Recently, polymer light-emitting diodes (PLEDs) have been studied as next-generation light sources because they have high luminous efficiency and can be fabricated by an efficient solution process for high productivity [1–3]. However some layers of PELDs (the electron injection layer, cathode and anode) must be deposited by an expensive vacuum process; only the emitting and hole injection layers are coated by a solution process. Therefore, researchers have investigated extending the solution-processed layers [4–6]. The development of a solution-processed transparent electrode is particularly important because it is a fundamental component of organic electronics.
Indium tin oxide (ITO) is commonly used as the transparent anode for PLEDs because of its combination of high optical transmittance (>85% in the wavelength range of visible light) and low resistance (approximately 10 Ω/sq) . However, ITO has some disadvantages. The supply of indium is constrained by both mining and geopolitical issues, and ITO must be deposited by a vacuum process that is expensive to set up and maintain. Therefore, researchers have investigated solution-processed transparent anodes such as conducting polymers and carbon nanotube films [8–12]. These anodes can be inexpensively coated by a solution process in an air environment, but their sheet resistances are ten times higher than that of ITO while their transmittance is similar [8, 11]. Thus, conducting polymers and carbon nanotube films are unsuitable as transparent anodes for PLEDs.

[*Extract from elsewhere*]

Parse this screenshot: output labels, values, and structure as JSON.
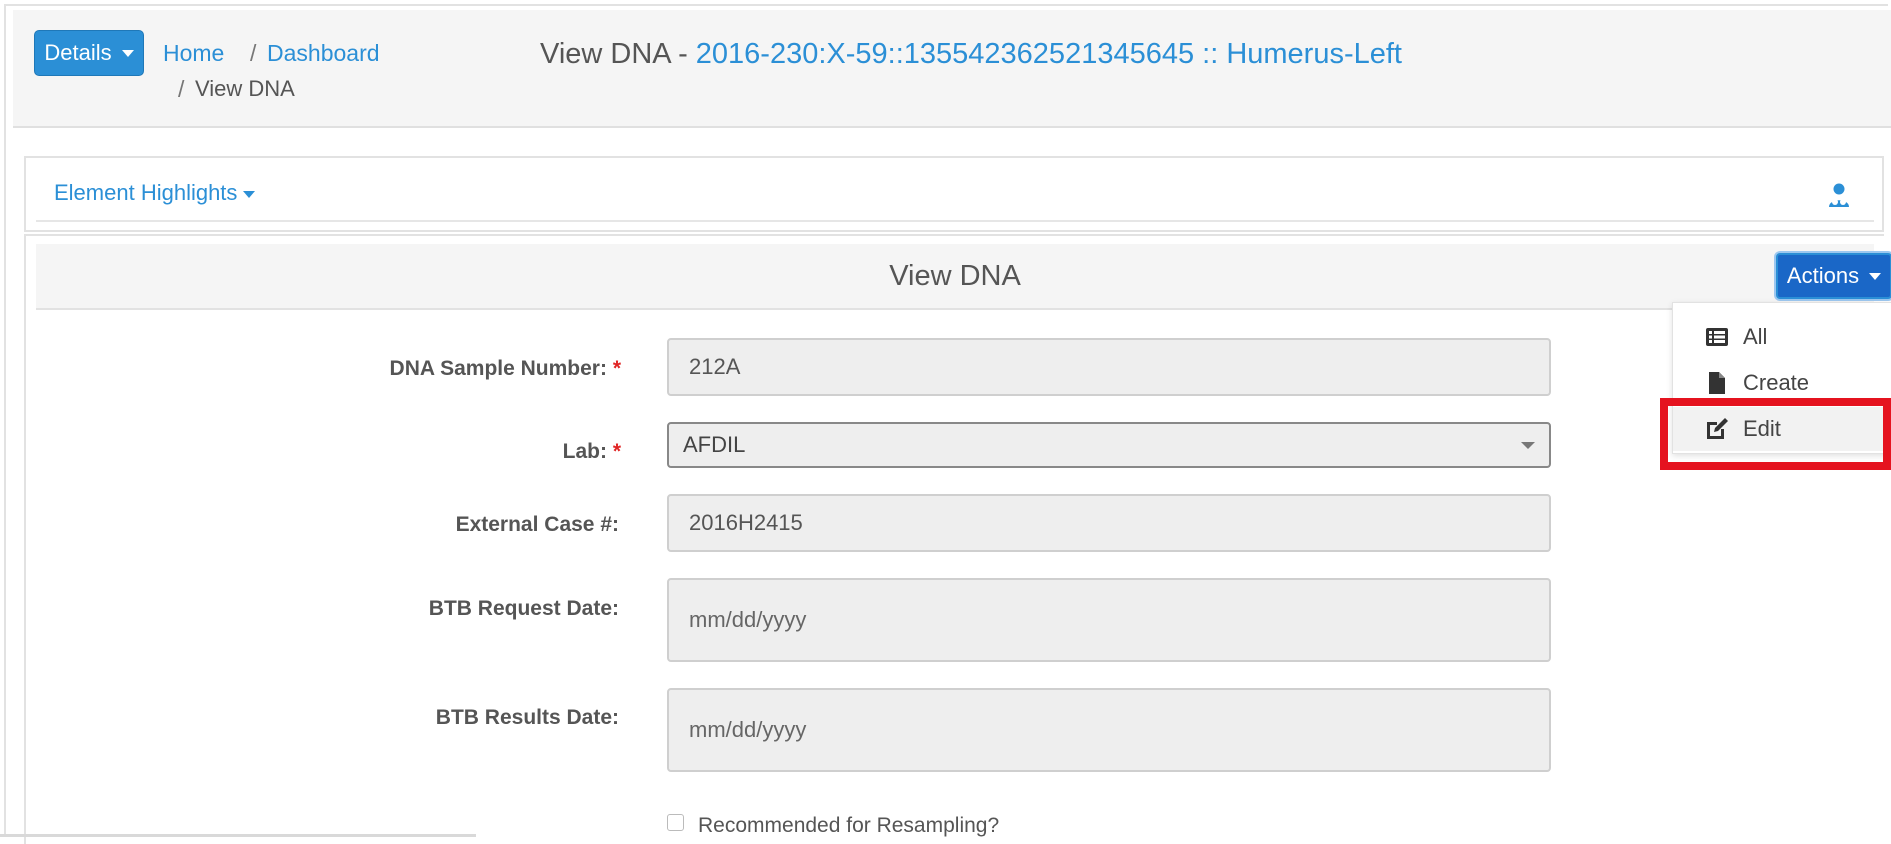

Fan et al. reported dielectric/metal/dielectric (DMD) multilayers such as TiO2/Ag/TiO2, InZnO/Ag/InZnO , ZnS/Ag/ZnS [15–17], WO3/Ag/WO3 (WAW) , or ZnS/Ag/WO3[19, 20] as transparent anodes. A DMD multilayer has low sheet resistance in the metal layer (approximately 5 Ω/sq) and high transmittance (>85%) because the refractive index discrepancy between the dielectric layers and the thin metal layer improves the transmittance of the metal layer . However, it has low productivity because the vacuum process for a conventional DMD multilayer requires a high-degree vacuum for an extended time and has a limited chamber volume. This problem could be overcome by using a solution process. When dielectric layers are coated by a solution process, the productivity of the DMD multilayer is greatly improved, because the dielectrics form two layers in a DMD multilayer consisting of three layers. However, it is difficult to coat a thin and uniform dielectric layer using conventional sol-gel or nanoparticle (NP) solutions [22–24].
WO3 is one of the most suitable dielectric materials for the DMD multilayer. It has a high refractive index (n = 2.0 at wavelength of 580 nm) and high transmittance (>90% in the wavelength range of visible light) as well as high electrical conductivity . However, in the conventional solution process WO3 has high surface roughness and too large particle size to form a dielectric layer thinner than 100 nm [25, 26].
In this work, we develop a WO3/Ag/WO3 multilayer transparent anode with solution-processed WO3 for PLEDs. To coat thin WO3 layers by a solution process, we devise a novel method wherein WO3 NPs are synthesized from a precursor solution by rapid conversion that obstructs the growth of particles. Thin WO3 NP layers form WAW multilayer with a thermal evaporated Ag layer, and they improve the transmittance of the WAW multilayer without degradation of the Ag conductivity. The solution-processed WAW multilayer has excellent optical and electrical properties and higher productivity than the conventional multilayer because it can be fabricated by a high volume printing technologies. The optimal structure of the WAW multilayer is calculated by optical simulation, and the results are verified by comparison with experimental values. Finally, we evaluate the luminance of PLEDs based on the WAW multilayer transparent anode.